During our frequent visits he gave me many words of wisdom which I felt proud to have interpreted despite his thick Hispanic accent. What intrigued me the most was his faith in God. He used his time sitting all day to pray. He was not lost in the labyrinth of his own mind like a lot of people that live on the streets. Sitting alone one day, he started to laugh uncontrollably – and he felt worried that he might be like one of those people he sees pass every day and his heart breaks for. Then he did a self-evaluation and determined, “Nope, I’m just very happy.”
One day he called me “Mija” (pronounced, me-ha) which means “daughter” in Spanish. He told me that he is 78 and has a biological daughter of his own, in Texas. He likes living on the streets, well, as far as the freedom goes. But he is old, and his body is deteriorating. “I’m no sissy” he said. But the pain. The pain has been enough to make him cry out in agony. I wish I could take it away. I wish I could give him a nice soft bed to sleep in. But something makes me stop. It’s the occasional inappropriate comment. The look up and down my body and the way his mouth fills with saliva like I’m a piece of meat. I’m confused. It’s like he’s a different person when he acts this way. I know that it is just his old habits, something he used to do so frequently, it’s like second nature. A nature he’s repeatedly told me that God is still working on. “We can only pray and ask God to make us better. And he will.” In those uncomfortable moments, I remind him – I am “mija” – daughter. I say, “I love and care for you like…”
…“like a daughter,” he finishes. The animal look escapes his eyes and his face returns with that familiar warmth. My eyes fill with tears. He sees me, Evie – daughter – and that is enough for that moment.
If we could foster the heart of a daughter towards men. If they could foster the heart of a father towards us. Wouldn’t that be a beautiful thing?

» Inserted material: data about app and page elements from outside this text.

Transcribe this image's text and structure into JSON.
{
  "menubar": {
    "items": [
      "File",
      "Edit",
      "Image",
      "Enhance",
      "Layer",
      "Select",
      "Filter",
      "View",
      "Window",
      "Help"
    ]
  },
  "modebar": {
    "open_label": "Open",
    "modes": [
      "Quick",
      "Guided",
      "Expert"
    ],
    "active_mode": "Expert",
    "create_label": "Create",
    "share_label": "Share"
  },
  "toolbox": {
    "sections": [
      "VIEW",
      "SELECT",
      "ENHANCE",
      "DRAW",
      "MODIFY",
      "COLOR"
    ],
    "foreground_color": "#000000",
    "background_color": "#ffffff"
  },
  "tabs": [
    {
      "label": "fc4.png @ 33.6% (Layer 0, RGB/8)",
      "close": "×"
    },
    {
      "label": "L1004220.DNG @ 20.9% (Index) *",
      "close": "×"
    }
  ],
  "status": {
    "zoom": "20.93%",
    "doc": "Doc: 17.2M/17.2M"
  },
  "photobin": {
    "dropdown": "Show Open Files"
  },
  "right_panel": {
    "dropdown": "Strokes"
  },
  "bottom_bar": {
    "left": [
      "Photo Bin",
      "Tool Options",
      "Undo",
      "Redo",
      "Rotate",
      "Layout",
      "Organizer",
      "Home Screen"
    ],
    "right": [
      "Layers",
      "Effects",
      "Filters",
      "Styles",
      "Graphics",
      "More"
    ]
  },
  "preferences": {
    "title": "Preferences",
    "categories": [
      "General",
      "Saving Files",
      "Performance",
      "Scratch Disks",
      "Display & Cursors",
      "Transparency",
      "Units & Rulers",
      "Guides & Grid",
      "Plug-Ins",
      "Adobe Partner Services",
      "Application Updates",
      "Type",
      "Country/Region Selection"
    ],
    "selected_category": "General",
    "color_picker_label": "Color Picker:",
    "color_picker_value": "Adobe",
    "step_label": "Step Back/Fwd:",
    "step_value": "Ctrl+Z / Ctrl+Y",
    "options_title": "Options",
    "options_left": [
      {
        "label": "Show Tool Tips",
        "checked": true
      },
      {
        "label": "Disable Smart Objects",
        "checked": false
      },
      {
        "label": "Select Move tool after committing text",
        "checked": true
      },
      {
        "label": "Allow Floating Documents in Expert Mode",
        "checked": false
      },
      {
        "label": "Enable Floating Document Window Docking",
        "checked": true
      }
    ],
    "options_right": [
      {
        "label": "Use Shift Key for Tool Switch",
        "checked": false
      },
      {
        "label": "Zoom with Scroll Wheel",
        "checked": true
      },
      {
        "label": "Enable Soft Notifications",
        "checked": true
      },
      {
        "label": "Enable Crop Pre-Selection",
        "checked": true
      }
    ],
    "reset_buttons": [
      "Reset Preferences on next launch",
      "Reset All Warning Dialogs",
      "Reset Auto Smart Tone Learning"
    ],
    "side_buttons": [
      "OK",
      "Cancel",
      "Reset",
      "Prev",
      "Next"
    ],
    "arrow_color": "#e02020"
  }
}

“The way I think about you is not right. But my heart for you is good.” He says with a regretful sadness. I get it. I often feel like I’m teetering on the edge of animal and angel. That there are parts of me that are so filled with light, and then there are dark corners where it seems that not even a tiny pinpoint of sun can get through. My dark room isn’t lust, like Al’s, but it’s a room called anger. And another one that’s called resentment. I walk away from our final encounter and I can feel the Spirit teaching me something else through my friendship with Al. If I don’t let God in those dark rooms, if I don’t get a sledgehammer and start busting out walls to let the light of God in, it will become second nature. I will walk in that room and not even see the difference.
We were moving away. Before we left I gave Al the news and his words to me were, “My heart is breaking.” I assured him that I have friends here that if he needs anything, to call me and I will send help. “I don’t want your friends, I want you, mija.”
“I see myself in your eyes for the very last time.” He says wistfully. Oh how that struck me as so profound right then. Indeed, we do see our reflection in others. Sometimes, we are repulsed by what we see. Sometimes, we are filled with a sense of recognition. In his eyes, I see myself. I see the way I am, and the way I want to be. And oh, the reminder that we are never a finished work – even at age 78.
We said our goodbyes and tearfully parted ways. I don’t know if will see Al again in this life or not. I will treasure the time I knew him, and what he taught me.
That I am mija. Daughter. That identity can change everything. That light can pierce darkness and create life-giving beauty. Thank you, Al. I hope I see you on the other side.
3 thoughts on “What a Homeless Man Taught Me About Identity”
Beautifully expressed, dear Evie! Thank you for sharing!
So beautiful. Thank you for sharing.
Thank you both for reading! xo